**INSTRUCTIONS TO FOLLOW**
Could you give back the listing below exactly, every line included?

-- Opening Marker --

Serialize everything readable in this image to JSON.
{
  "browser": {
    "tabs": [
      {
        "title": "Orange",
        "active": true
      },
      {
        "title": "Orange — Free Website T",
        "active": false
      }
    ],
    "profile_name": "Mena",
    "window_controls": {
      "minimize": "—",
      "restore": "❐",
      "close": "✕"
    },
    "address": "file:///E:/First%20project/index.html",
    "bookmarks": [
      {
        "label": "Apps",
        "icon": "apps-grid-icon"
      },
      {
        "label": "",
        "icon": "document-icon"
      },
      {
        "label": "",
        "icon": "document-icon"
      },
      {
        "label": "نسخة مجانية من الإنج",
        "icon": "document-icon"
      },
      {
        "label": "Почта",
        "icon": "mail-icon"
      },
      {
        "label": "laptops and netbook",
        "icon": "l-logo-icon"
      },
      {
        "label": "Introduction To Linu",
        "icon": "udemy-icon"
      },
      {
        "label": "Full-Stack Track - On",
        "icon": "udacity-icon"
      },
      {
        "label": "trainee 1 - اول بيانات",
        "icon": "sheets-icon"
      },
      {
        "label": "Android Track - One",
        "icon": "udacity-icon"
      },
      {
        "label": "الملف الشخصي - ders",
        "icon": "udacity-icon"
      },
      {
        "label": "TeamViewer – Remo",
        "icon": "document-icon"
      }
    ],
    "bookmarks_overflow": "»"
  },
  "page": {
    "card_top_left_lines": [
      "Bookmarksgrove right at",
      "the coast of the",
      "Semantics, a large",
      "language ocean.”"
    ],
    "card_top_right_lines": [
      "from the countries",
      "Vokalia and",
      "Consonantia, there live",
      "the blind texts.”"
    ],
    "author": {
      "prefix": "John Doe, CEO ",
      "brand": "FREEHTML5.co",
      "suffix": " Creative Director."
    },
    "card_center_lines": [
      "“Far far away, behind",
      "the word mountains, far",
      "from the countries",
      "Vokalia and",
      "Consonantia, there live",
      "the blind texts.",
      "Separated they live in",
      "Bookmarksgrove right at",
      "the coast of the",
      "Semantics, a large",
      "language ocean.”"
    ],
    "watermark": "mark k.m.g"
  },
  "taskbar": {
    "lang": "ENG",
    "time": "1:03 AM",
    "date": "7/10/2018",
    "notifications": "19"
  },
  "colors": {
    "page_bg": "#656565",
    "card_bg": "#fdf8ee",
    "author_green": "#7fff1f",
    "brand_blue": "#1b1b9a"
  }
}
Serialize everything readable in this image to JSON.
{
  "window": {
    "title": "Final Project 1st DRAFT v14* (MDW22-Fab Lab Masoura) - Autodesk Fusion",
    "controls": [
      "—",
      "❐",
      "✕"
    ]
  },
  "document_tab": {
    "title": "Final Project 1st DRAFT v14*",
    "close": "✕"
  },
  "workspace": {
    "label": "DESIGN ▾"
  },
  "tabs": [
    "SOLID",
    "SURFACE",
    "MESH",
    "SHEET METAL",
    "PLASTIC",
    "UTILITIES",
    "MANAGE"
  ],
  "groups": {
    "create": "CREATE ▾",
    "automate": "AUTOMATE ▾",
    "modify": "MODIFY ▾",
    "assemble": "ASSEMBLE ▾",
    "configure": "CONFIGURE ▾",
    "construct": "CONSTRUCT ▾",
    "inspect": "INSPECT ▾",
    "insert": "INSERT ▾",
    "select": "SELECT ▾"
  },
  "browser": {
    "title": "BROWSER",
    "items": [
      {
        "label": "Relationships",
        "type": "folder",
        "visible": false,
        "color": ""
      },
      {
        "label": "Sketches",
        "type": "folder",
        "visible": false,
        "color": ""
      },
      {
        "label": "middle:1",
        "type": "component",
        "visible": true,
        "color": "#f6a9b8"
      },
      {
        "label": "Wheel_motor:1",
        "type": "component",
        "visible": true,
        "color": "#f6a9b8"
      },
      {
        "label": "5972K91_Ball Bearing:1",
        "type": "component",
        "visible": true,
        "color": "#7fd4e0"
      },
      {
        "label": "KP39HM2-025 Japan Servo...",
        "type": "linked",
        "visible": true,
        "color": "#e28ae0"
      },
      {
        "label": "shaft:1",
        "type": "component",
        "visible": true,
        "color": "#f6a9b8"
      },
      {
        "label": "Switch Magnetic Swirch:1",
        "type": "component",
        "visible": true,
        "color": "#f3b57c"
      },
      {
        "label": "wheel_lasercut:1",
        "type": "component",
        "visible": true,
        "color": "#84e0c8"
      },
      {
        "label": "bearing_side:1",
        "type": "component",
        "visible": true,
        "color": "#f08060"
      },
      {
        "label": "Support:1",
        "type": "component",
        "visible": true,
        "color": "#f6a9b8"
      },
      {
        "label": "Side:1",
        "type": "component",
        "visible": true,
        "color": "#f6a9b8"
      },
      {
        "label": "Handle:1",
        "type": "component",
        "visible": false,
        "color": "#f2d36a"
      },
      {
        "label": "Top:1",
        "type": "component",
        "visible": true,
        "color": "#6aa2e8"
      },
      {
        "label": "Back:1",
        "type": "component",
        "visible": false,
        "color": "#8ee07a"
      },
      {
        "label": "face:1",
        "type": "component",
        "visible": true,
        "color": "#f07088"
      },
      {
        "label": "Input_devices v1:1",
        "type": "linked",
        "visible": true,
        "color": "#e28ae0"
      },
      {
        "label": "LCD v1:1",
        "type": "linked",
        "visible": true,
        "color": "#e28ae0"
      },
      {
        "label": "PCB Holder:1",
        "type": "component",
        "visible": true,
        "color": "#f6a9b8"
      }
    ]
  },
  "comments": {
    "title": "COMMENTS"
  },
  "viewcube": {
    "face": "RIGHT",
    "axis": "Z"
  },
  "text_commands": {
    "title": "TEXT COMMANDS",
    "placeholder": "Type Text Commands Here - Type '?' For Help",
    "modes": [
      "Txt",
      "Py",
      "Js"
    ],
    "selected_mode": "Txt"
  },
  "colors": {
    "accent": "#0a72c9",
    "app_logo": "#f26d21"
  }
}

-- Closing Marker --

**SOLUTION TO THIS TASK**
Serialize everything readable in this image to JSON.
{
  "browser": {
    "tabs": [
      {
        "title": "Orange",
        "active": true
      },
      {
        "title": "Orange — Free Website T",
        "active": false
      }
    ],
    "profile_name": "Mena",
    "window_controls": {
      "minimize": "—",
      "restore": "❐",
      "close": "✕"
    },
    "address": "file:///E:/First%20project/index.html",
    "bookmarks": [
      {
        "label": "Apps",
        "icon": "apps-grid-icon"
      },
      {
        "label": "",
        "icon": "document-icon"
      },
      {
        "label": "",
        "icon": "document-icon"
      },
      {
        "label": "نسخة مجانية من الإنج",
        "icon": "document-icon"
      },
      {
        "label": "Почта",
        "icon": "mail-icon"
      },
      {
        "label": "laptops and netbook",
        "icon": "l-logo-icon"
      },
      {
        "label": "Introduction To Linu",
        "icon": "udemy-icon"
      },
      {
        "label": "Full-Stack Track - On",
        "icon": "udacity-icon"
      },
      {
        "label": "trainee 1 - اول بيانات",
        "icon": "sheets-icon"
      },
      {
        "label": "Android Track - One",
        "icon": "udacity-icon"
      },
      {
        "label": "الملف الشخصي - ders",
        "icon": "udacity-icon"
      },
      {
        "label": "TeamViewer – Remo",
        "icon": "document-icon"
      }
    ],
    "bookmarks_overflow": "»"
  },
  "page": {
    "card_top_left_lines": [
      "Bookmarksgrove right at",
      "the coast of the",
      "Semantics, a large",
      "language ocean.”"
    ],
    "card_top_right_lines": [
      "from the countries",
      "Vokalia and",
      "Consonantia, there live",
      "the blind texts.”"
    ],
    "author": {
      "prefix": "John Doe, CEO ",
      "brand": "FREEHTML5.co",
      "suffix": " Creative Director."
    },
    "card_center_lines": [
      "“Far far away, behind",
      "the word mountains, far",
      "from the countries",
      "Vokalia and",
      "Consonantia, there live",
      "the blind texts.",
      "Separated they live in",
      "Bookmarksgrove right at",
      "the coast of the",
      "Semantics, a large",
      "language ocean.”"
    ],
    "watermark": "mark k.m.g"
  },
  "taskbar": {
    "lang": "ENG",
    "time": "1:03 AM",
    "date": "7/10/2018",
    "notifications": "19"
  },
  "colors": {
    "page_bg": "#656565",
    "card_bg": "#fdf8ee",
    "author_green": "#7fff1f",
    "brand_blue": "#1b1b9a"
  }
}
Serialize everything readable in this image to JSON.
{
  "window": {
    "title": "Final Project 1st DRAFT v14* (MDW22-Fab Lab Masoura) - Autodesk Fusion",
    "controls": [
      "—",
      "❐",
      "✕"
    ]
  },
  "document_tab": {
    "title": "Final Project 1st DRAFT v14*",
    "close": "✕"
  },
  "workspace": {
    "label": "DESIGN ▾"
  },
  "tabs": [
    "SOLID",
    "SURFACE",
    "MESH",
    "SHEET METAL",
    "PLASTIC",
    "UTILITIES",
    "MANAGE"
  ],
  "groups": {
    "create": "CREATE ▾",
    "automate": "AUTOMATE ▾",
    "modify": "MODIFY ▾",
    "assemble": "ASSEMBLE ▾",
    "configure": "CONFIGURE ▾",
    "construct": "CONSTRUCT ▾",
    "inspect": "INSPECT ▾",
    "insert": "INSERT ▾",
    "select": "SELECT ▾"
  },
  "browser": {
    "title": "BROWSER",
    "items": [
      {
        "label": "Relationships",
        "type": "folder",
        "visible": false,
        "color": ""
      },
      {
        "label": "Sketches",
        "type": "folder",
        "visible": false,
        "color": ""
      },
      {
        "label": "middle:1",
        "type": "component",
        "visible": true,
        "color": "#f6a9b8"
      },
      {
        "label": "Wheel_motor:1",
        "type": "component",
        "visible": true,
        "color": "#f6a9b8"
      },
      {
        "label": "5972K91_Ball Bearing:1",
        "type": "component",
        "visible": true,
        "color": "#7fd4e0"
      },
      {
        "label": "KP39HM2-025 Japan Servo...",
        "type": "linked",
        "visible": true,
        "color": "#e28ae0"
      },
      {
        "label": "shaft:1",
        "type": "component",
        "visible": true,
        "color": "#f6a9b8"
      },
      {
        "label": "Switch Magnetic Swirch:1",
        "type": "component",
        "visible": true,
        "color": "#f3b57c"
      },
      {
        "label": "wheel_lasercut:1",
        "type": "component",
        "visible": true,
        "color": "#84e0c8"
      },
      {
        "label": "bearing_side:1",
        "type": "component",
        "visible": true,
        "color": "#f08060"
      },
      {
        "label": "Support:1",
        "type": "component",
        "visible": true,
        "color": "#f6a9b8"
      },
      {
        "label": "Side:1",
        "type": "component",
        "visible": true,
        "color": "#f6a9b8"
      },
      {
        "label": "Handle:1",
        "type": "component",
        "visible": false,
        "color": "#f2d36a"
      },
      {
        "label": "Top:1",
        "type": "component",
        "visible": true,
        "color": "#6aa2e8"
      },
      {
        "label": "Back:1",
        "type": "component",
        "visible": false,
        "color": "#8ee07a"
      },
      {
        "label": "face:1",
        "type": "component",
        "visible": true,
        "color": "#f07088"
      },
      {
        "label": "Input_devices v1:1",
        "type": "linked",
        "visible": true,
        "color": "#e28ae0"
      },
      {
        "label": "LCD v1:1",
        "type": "linked",
        "visible": true,
        "color": "#e28ae0"
      },
      {
        "label": "PCB Holder:1",
        "type": "component",
        "visible": true,
        "color": "#f6a9b8"
      }
    ]
  },
  "comments": {
    "title": "COMMENTS"
  },
  "viewcube": {
    "face": "RIGHT",
    "axis": "Z"
  },
  "text_commands": {
    "title": "TEXT COMMANDS",
    "placeholder": "Type Text Commands Here - Type '?' For Help",
    "modes": [
      "Txt",
      "Py",
      "Js"
    ],
    "selected_mode": "Txt"
  },
  "colors": {
    "accent": "#0a72c9",
    "app_logo": "#f26d21"
  }
}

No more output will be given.